**Problem details**
Repeat every record exactly, but omit the images.

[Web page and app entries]
=======
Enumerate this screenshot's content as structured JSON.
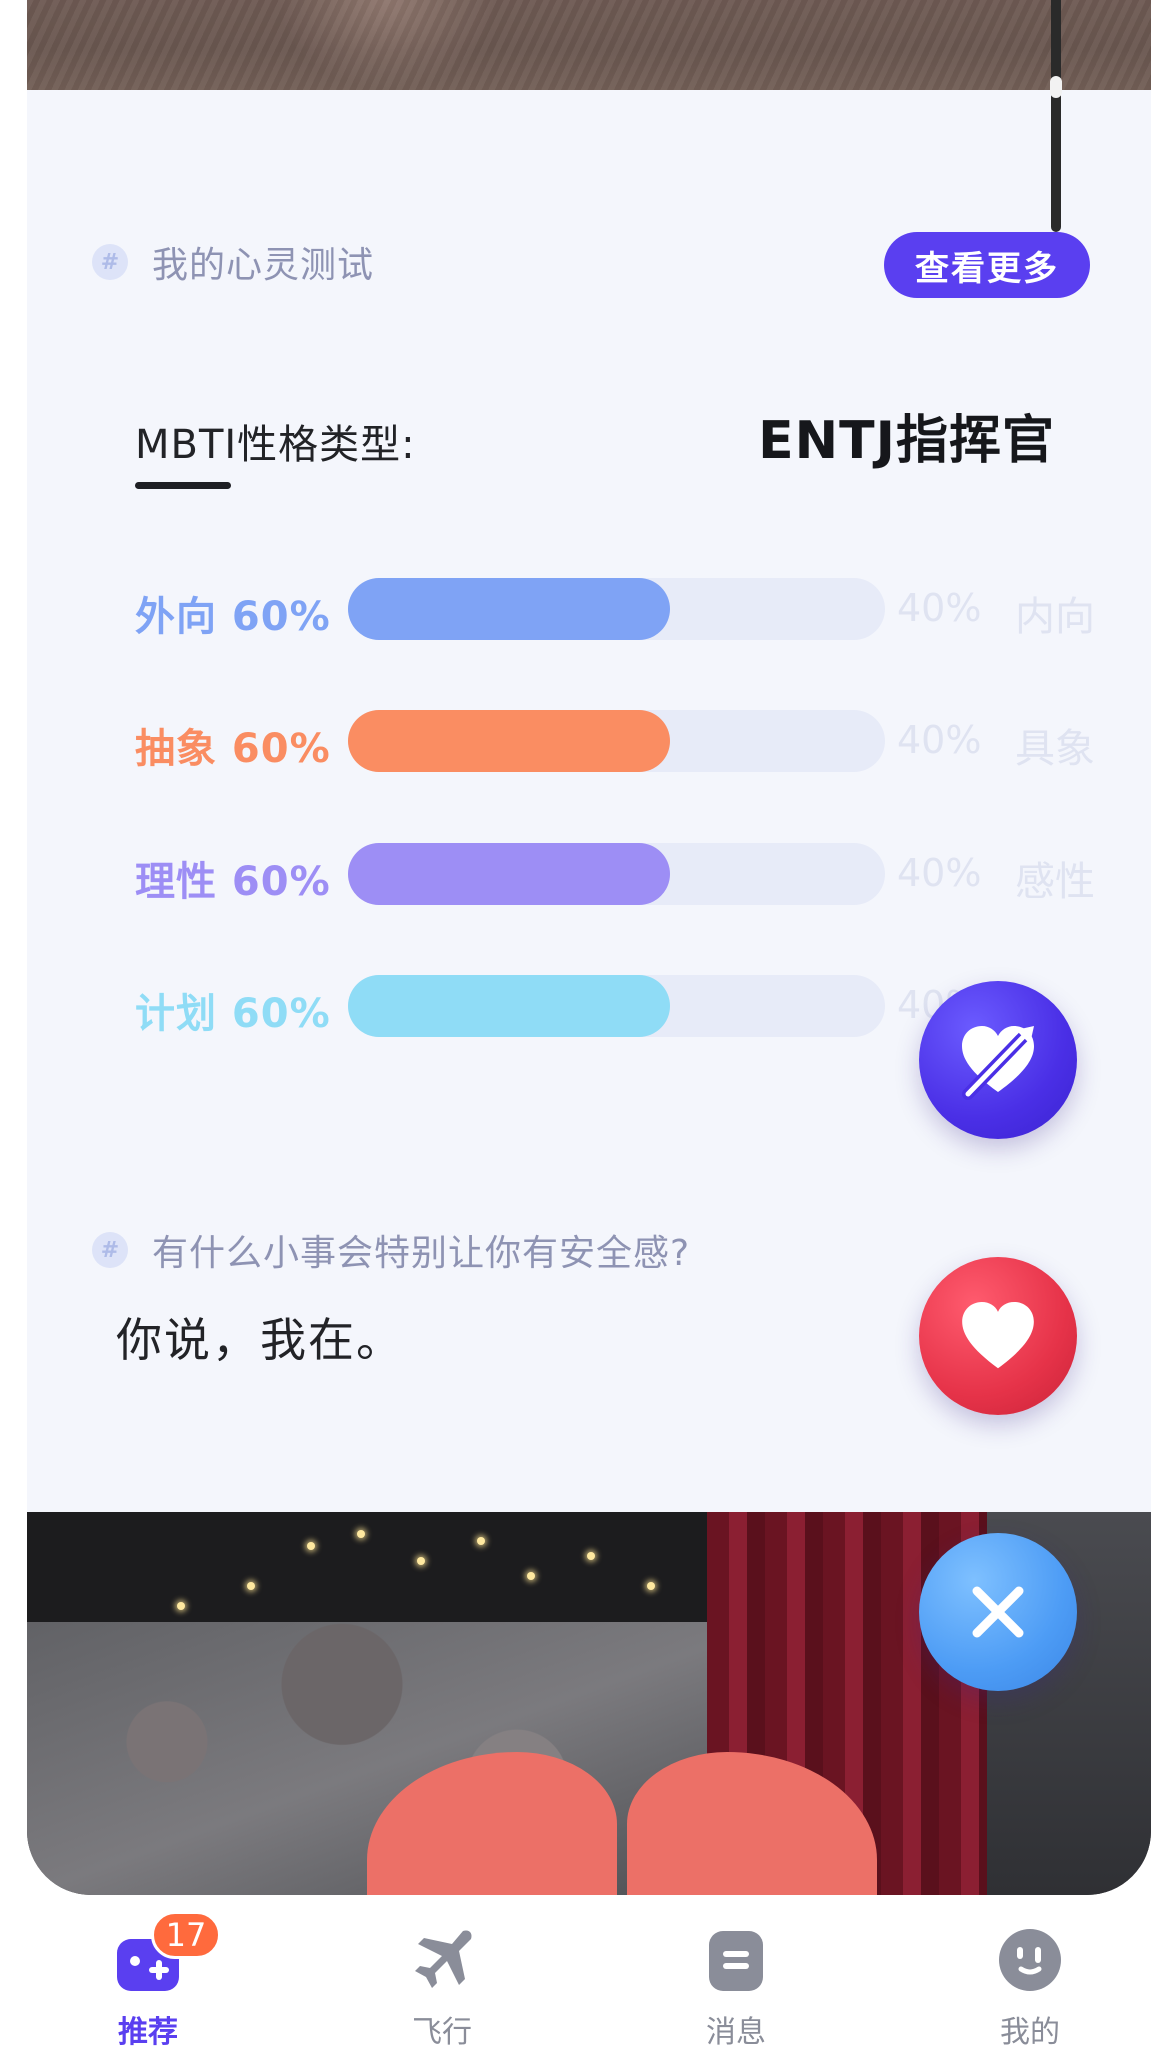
{
  "mind_test": {
    "section_title": "我的心灵测试",
    "more_button": "查看更多",
    "mbti_label": "MBTI性格类型:",
    "mbti_type": "ENTJ指挥官",
    "traits": [
      {
        "left_label": "外向 60%",
        "right_pct": "40%",
        "right_label": "内向",
        "fill_percent": 60,
        "color": "#7fa3f5"
      },
      {
        "left_label": "抽象 60%",
        "right_pct": "40%",
        "right_label": "具象",
        "fill_percent": 60,
        "color": "#fa8d62"
      },
      {
        "left_label": "理性 60%",
        "right_pct": "40%",
        "right_label": "感性",
        "fill_percent": 60,
        "color": "#9d8ef5"
      },
      {
        "left_label": "计划 60%",
        "right_pct": "40%",
        "right_label": "",
        "fill_percent": 60,
        "color": "#8fdcf6"
      }
    ]
  },
  "qa": {
    "question": "有什么小事会特别让你有安全感?",
    "answer": "你说，我在。"
  },
  "actions": {
    "cupid_icon": "heart-arrow-icon",
    "like_icon": "heart-icon",
    "dislike_icon": "close-icon"
  },
  "tabbar": {
    "tabs": [
      {
        "label": "推荐",
        "icon": "recommend-icon",
        "badge": "17",
        "active": true
      },
      {
        "label": "飞行",
        "icon": "airplane-icon",
        "active": false
      },
      {
        "label": "消息",
        "icon": "message-icon",
        "active": false
      },
      {
        "label": "我的",
        "icon": "profile-face-icon",
        "active": false
      }
    ]
  },
  "colors": {
    "accent": "#5a3ff0",
    "badge": "#ff6a3d"
  }
}
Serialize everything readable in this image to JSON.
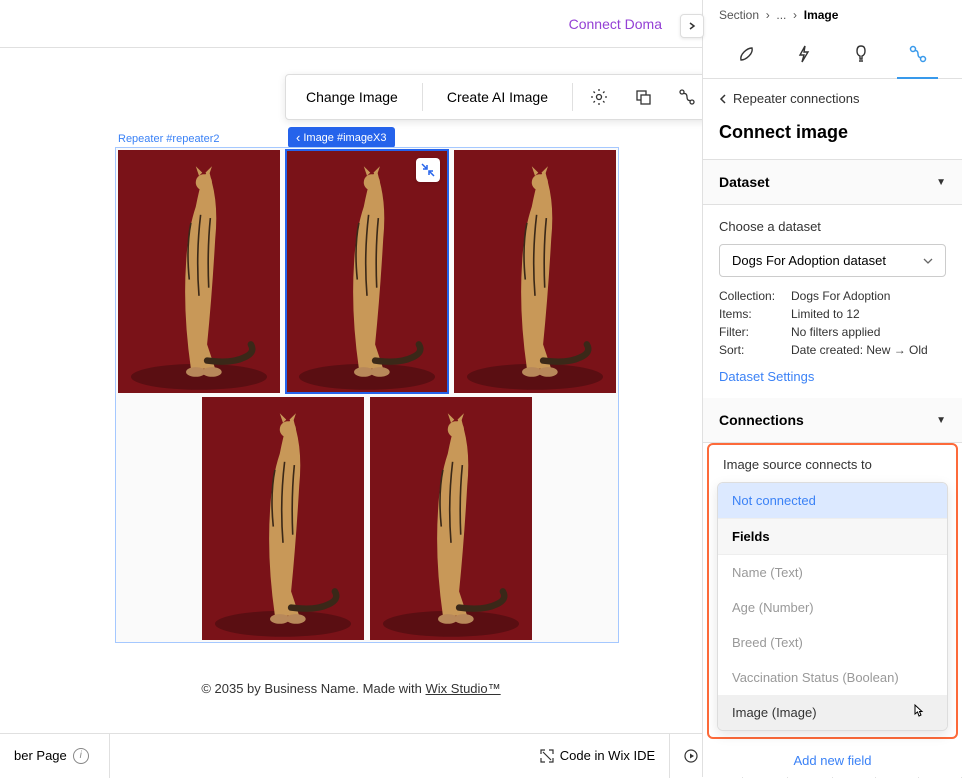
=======
**Answer below**
Enumerate this screenshot's content as structured JSON.
{
  "mind_test": {
    "section_title": "我的心灵测试",
    "more_button": "查看更多",
    "mbti_label": "MBTI性格类型:",
    "mbti_type": "ENTJ指挥官",
    "traits": [
      {
        "left_label": "外向 60%",
        "right_pct": "40%",
        "right_label": "内向",
        "fill_percent": 60,
        "color": "#7fa3f5"
      },
      {
        "left_label": "抽象 60%",
        "right_pct": "40%",
        "right_label": "具象",
        "fill_percent": 60,
        "color": "#fa8d62"
      },
      {
        "left_label": "理性 60%",
        "right_pct": "40%",
        "right_label": "感性",
        "fill_percent": 60,
        "color": "#9d8ef5"
      },
      {
        "left_label": "计划 60%",
        "right_pct": "40%",
        "right_label": "",
        "fill_percent": 60,
        "color": "#8fdcf6"
      }
    ]
  },
  "qa": {
    "question": "有什么小事会特别让你有安全感?",
    "answer": "你说，我在。"
  },
  "actions": {
    "cupid_icon": "heart-arrow-icon",
    "like_icon": "heart-icon",
    "dislike_icon": "close-icon"
  },
  "tabbar": {
    "tabs": [
      {
        "label": "推荐",
        "icon": "recommend-icon",
        "badge": "17",
        "active": true
      },
      {
        "label": "飞行",
        "icon": "airplane-icon",
        "active": false
      },
      {
        "label": "消息",
        "icon": "message-icon",
        "active": false
      },
      {
        "label": "我的",
        "icon": "profile-face-icon",
        "active": false
      }
    ]
  },
  "colors": {
    "accent": "#5a3ff0",
    "badge": "#ff6a3d"
  }
}
Serialize everything readable in this image to JSON.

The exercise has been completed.